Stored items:
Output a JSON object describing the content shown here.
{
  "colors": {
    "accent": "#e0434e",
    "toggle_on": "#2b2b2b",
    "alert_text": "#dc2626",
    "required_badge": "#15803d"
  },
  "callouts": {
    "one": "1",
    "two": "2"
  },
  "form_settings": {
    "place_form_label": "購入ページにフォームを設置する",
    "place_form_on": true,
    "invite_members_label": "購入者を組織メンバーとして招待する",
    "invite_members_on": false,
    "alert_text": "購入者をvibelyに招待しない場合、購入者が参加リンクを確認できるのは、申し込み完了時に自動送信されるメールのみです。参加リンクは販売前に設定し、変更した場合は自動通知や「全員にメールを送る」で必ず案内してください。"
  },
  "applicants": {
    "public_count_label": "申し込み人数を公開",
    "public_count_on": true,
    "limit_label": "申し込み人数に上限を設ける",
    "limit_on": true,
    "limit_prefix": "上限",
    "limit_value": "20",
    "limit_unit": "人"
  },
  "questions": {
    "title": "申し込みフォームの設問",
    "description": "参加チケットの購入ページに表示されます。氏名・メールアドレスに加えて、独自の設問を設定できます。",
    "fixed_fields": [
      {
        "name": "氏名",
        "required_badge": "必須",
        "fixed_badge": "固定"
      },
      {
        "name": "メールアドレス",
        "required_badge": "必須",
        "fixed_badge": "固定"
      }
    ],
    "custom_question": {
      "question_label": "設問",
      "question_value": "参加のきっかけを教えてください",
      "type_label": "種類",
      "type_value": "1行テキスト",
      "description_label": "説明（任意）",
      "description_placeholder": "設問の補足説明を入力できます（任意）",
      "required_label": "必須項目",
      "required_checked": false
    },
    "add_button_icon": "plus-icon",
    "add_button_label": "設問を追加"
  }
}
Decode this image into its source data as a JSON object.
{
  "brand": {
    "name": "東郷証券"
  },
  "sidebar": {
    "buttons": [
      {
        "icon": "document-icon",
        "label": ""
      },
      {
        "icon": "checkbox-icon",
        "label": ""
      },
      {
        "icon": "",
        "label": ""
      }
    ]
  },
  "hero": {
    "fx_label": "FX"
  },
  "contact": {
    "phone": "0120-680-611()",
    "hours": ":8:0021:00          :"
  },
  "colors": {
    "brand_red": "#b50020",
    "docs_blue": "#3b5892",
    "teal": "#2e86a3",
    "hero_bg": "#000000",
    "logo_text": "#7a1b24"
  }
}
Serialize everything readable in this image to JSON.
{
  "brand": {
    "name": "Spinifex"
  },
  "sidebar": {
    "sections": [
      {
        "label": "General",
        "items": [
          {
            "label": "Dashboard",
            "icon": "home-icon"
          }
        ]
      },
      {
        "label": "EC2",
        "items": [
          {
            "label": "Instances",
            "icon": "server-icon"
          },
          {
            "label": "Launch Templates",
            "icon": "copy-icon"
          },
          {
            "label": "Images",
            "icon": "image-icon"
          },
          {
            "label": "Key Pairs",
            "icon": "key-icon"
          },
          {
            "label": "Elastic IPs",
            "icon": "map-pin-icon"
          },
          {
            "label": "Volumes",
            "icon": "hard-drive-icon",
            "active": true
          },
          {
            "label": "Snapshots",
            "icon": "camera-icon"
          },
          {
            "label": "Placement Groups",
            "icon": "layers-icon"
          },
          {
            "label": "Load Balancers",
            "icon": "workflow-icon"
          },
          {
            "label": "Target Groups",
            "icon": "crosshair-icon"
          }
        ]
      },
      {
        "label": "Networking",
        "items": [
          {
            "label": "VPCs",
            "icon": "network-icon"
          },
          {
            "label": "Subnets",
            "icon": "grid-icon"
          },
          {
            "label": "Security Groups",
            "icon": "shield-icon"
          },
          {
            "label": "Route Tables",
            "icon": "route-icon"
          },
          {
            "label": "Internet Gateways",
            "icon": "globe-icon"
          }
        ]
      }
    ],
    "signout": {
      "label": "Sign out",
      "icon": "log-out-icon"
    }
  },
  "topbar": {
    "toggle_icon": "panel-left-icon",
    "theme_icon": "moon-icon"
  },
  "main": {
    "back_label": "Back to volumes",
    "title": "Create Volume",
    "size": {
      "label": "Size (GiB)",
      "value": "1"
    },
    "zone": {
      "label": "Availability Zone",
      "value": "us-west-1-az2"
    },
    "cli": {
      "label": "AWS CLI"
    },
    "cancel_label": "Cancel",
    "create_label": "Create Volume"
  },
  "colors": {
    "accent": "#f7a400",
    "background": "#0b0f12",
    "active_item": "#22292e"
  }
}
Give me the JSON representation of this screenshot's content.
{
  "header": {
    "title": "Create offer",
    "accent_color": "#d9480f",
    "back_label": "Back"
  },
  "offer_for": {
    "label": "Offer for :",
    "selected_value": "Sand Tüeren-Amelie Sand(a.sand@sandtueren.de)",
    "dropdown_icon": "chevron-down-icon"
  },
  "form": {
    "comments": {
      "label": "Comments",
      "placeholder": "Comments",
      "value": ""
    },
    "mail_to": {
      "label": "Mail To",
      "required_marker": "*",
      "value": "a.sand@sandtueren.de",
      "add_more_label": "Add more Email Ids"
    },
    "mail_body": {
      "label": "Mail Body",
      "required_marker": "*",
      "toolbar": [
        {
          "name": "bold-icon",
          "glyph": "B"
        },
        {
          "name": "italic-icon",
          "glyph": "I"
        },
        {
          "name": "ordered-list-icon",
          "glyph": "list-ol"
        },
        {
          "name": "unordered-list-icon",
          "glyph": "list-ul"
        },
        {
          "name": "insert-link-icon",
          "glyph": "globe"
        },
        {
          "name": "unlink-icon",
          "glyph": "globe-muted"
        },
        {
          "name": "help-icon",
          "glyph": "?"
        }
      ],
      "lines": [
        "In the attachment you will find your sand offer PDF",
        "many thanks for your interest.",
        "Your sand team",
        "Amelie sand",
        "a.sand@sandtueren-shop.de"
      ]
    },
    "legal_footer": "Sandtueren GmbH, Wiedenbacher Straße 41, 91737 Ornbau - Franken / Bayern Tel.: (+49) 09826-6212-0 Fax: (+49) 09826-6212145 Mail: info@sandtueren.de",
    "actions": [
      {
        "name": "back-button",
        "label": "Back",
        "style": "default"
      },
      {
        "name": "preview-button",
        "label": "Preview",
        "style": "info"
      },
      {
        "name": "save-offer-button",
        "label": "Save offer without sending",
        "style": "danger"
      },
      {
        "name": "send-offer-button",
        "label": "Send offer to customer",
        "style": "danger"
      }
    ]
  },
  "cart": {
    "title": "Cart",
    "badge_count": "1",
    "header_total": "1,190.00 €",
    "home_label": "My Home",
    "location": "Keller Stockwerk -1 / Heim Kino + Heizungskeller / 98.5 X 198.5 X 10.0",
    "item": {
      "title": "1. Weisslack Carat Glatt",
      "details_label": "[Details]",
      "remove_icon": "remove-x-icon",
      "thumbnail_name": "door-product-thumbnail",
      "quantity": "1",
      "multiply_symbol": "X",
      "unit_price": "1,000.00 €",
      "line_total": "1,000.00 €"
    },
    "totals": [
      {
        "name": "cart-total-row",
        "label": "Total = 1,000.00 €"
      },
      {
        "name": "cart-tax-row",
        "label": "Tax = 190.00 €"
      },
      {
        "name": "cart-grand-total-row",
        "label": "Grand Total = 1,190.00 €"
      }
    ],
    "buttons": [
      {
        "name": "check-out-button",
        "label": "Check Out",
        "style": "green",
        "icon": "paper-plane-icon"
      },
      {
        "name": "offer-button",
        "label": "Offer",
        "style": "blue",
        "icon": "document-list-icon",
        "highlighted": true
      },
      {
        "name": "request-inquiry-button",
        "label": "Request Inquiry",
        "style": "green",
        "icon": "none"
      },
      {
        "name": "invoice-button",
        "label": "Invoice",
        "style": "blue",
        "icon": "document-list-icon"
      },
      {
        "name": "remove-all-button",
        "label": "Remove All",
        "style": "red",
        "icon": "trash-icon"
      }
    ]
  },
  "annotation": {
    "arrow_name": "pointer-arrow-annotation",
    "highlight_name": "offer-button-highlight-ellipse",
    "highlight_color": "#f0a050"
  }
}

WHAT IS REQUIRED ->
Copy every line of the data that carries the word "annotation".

COMPLETED TASK ->
  "annotation": {
    "arrow_name": "pointer-arrow-annotation",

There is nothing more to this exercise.